Throughout my twenty-year postal career, the threat of privatization always loomed over us, but we dismissed it as an absurdist claim based on ideology and greed. Nevertheless, privatization advocates like the Cato Institute kept up their attacks. They finally gained traction in the early 2000s during the Bush administration. The RHBF pension payments that financially shipwrecked the USPS were a gift to postal privatization advocates that declared USPS indebtedness was proof of gross mismanagement and justified their calls to further hamstring the service.
The USPS remains the backbone of America’s $1.6 trillion mailing industry; it is still the only delivery service that goes everywhere regardless of cost.
When postal workers struck in 1970, they asserted their rights to workplace dignity, not just better pay. For years, a post office job granted African Americans, European immigrants, veterans, and others entrance into the middle class. Despite the inconvenience the strike caused, fully 61 percent of Americans supported it, many of them no doubt shocked that ten percent of New York’s postal employees were drawing food stamps and welfare, while another 20 percent worked at least one other job to make ends meet, according to USPS historian Tom Germano.
The 1971 reorganization of the post office made the USPS the direct employer of postal workers. There is no reason the USPS could not have remained the USPOD, improved service and productivity, and provided the same collective bargaining rights postal workers now enjoy, but political realities required a compromise. Prior labor-management conflicts became institutionalized, and since the 1970s, postal unions have pushed back against “piecemeal privatization.” The debt that the PAEA shackled to the USPS led to a series of self-defeating service cuts that have produced scant savings. DeJoy’s policies represent the latest and most aggressive cuts in what has been a disturbing trend since 2011. First-class mail is now being curtailed at mail processing centers and post offices, in violation of both labor agreements and Title 39. Postal workers have accused the USPS of getting Americans used to slowing service and accepting privatization. Before these “operational changes,” April 2020 poll results noted a steady 91 percent public approval rating for the USPS despite prior cuts, as more people apparently realize the USPS’s importance and object to its degradation.
The effects of years of neglect and malfeasance are increasingly apparent, but the USPS remains the backbone of America’s $1.6 trillion mailing industry; it is still the only delivery service that goes everywhere (delivering nearly 142.6 billion pieces last year, versus 5.5 billion each for FedEx and UPS), regardless of cost. But recent events give cause for concern that the system may buckle under the weight of a mail-in election: in April, lack of coordination between local governments in Wisconsin and the USPS hampered the timely delivery and pickup of mail-in ballots: 2,659 ballots were rejected for arriving late. Across the country, an estimated sixty-five thousand mail-in ballots have been rejected in primary elections so far this year for arriving past the deadline.

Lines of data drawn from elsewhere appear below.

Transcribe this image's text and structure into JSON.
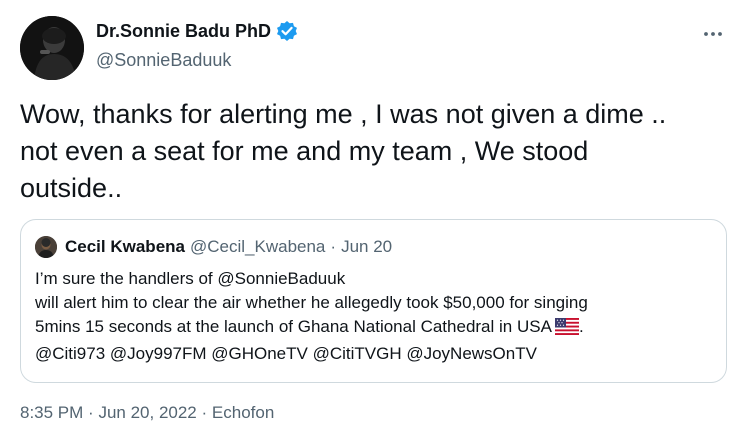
{
  "author": {
    "name": "Dr.Sonnie Badu PhD",
    "handle": "@SonnieBaduuk",
    "verified": true,
    "verified_color": "#1d9bf0"
  },
  "more_icon": "more-horizontal-icon",
  "tweet": {
    "text_lines": [
      "Wow, thanks for alerting me , I was not given a dime ..",
      "not even a seat for me and my team , We stood",
      "outside.."
    ]
  },
  "quote": {
    "name": "Cecil Kwabena",
    "handle": "@Cecil_Kwabena",
    "separator": "·",
    "date": "Jun 20",
    "lines": [
      "I’m sure the handlers of @SonnieBaduuk",
      "will alert him to clear the air whether he allegedly took $50,000 for singing",
      "5mins 15 seconds at the launch of Ghana National Cathedral in USA",
      "@Citi973 @Joy997FM @GHOneTV @CitiTVGH @JoyNewsOnTV"
    ],
    "line3_suffix": ".",
    "flag_icon": "us-flag-icon"
  },
  "meta": {
    "time": "8:35 PM",
    "sep1": "·",
    "date": "Jun 20, 2022",
    "sep2": "·",
    "source": "Echofon"
  },
  "colors": {
    "text": "#0f1419",
    "secondary": "#536471",
    "border": "#cfd9de"
  }
}
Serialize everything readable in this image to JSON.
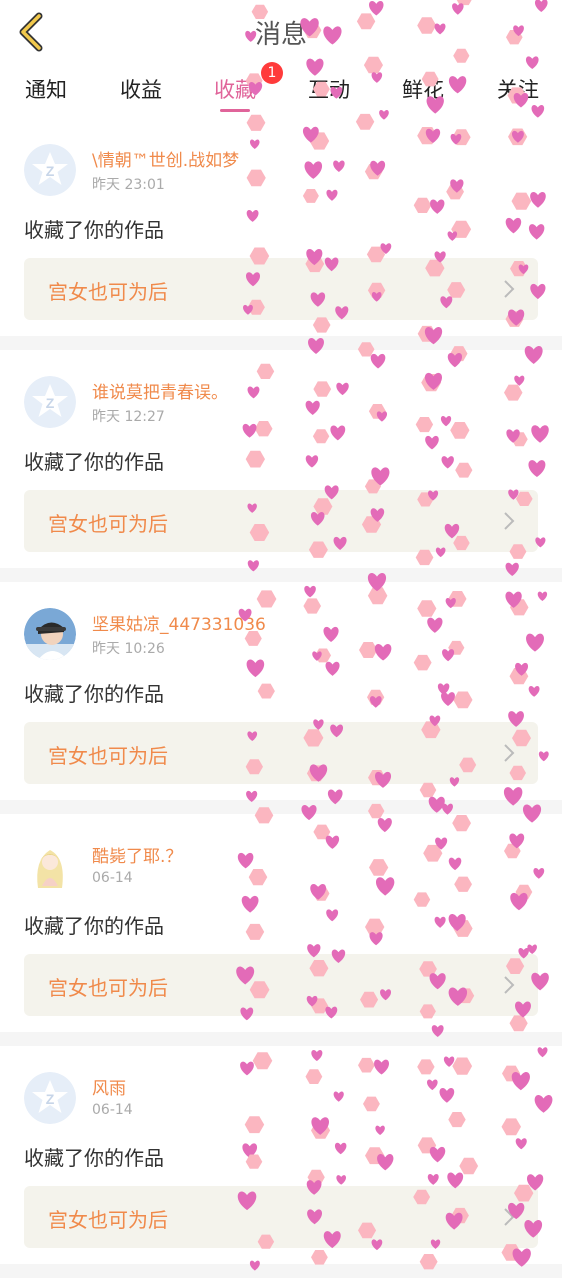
{
  "header": {
    "title": "消息"
  },
  "tabs": [
    {
      "label": "通知",
      "active": false
    },
    {
      "label": "收益",
      "active": false
    },
    {
      "label": "收藏",
      "active": true,
      "badge": "1"
    },
    {
      "label": "互动",
      "active": false
    },
    {
      "label": "鲜花",
      "active": false
    },
    {
      "label": "关注",
      "active": false
    }
  ],
  "items": [
    {
      "name": "\\情朝™世创.战如梦",
      "time": "昨天 23:01",
      "action": "收藏了你的作品",
      "work": "宫女也可为后",
      "avatar": "default-avatar"
    },
    {
      "name": "谁说莫把青春误。",
      "time": "昨天 12:27",
      "action": "收藏了你的作品",
      "work": "宫女也可为后",
      "avatar": "default-avatar"
    },
    {
      "name": "坚果姑凉_447331036",
      "time": "昨天 10:26",
      "action": "收藏了你的作品",
      "work": "宫女也可为后",
      "avatar": "photo-avatar"
    },
    {
      "name": "酷毙了耶.？",
      "time": "06-14",
      "action": "收藏了你的作品",
      "work": "宫女也可为后",
      "avatar": "anime-avatar"
    },
    {
      "name": "风雨",
      "time": "06-14",
      "action": "收藏了你的作品",
      "work": "宫女也可为后",
      "avatar": "default-avatar"
    }
  ],
  "colors": {
    "accent": "#e0649a",
    "name": "#f08a4b",
    "badge": "#ff3b3b",
    "work_bg": "#f4f3ec"
  }
}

With postal workers now especially worried about mail-in ballots being delayed this November, how will they react to being ordered not to use overtime to transport those ballots—or coronavirus test kits and vaccines? At the end of Dylan’s song, he wonders, “what price / you have to pay to get out of / going through all these things twice.” Americans should not have to keep worrying about the attempted theft of our nation’s postal service.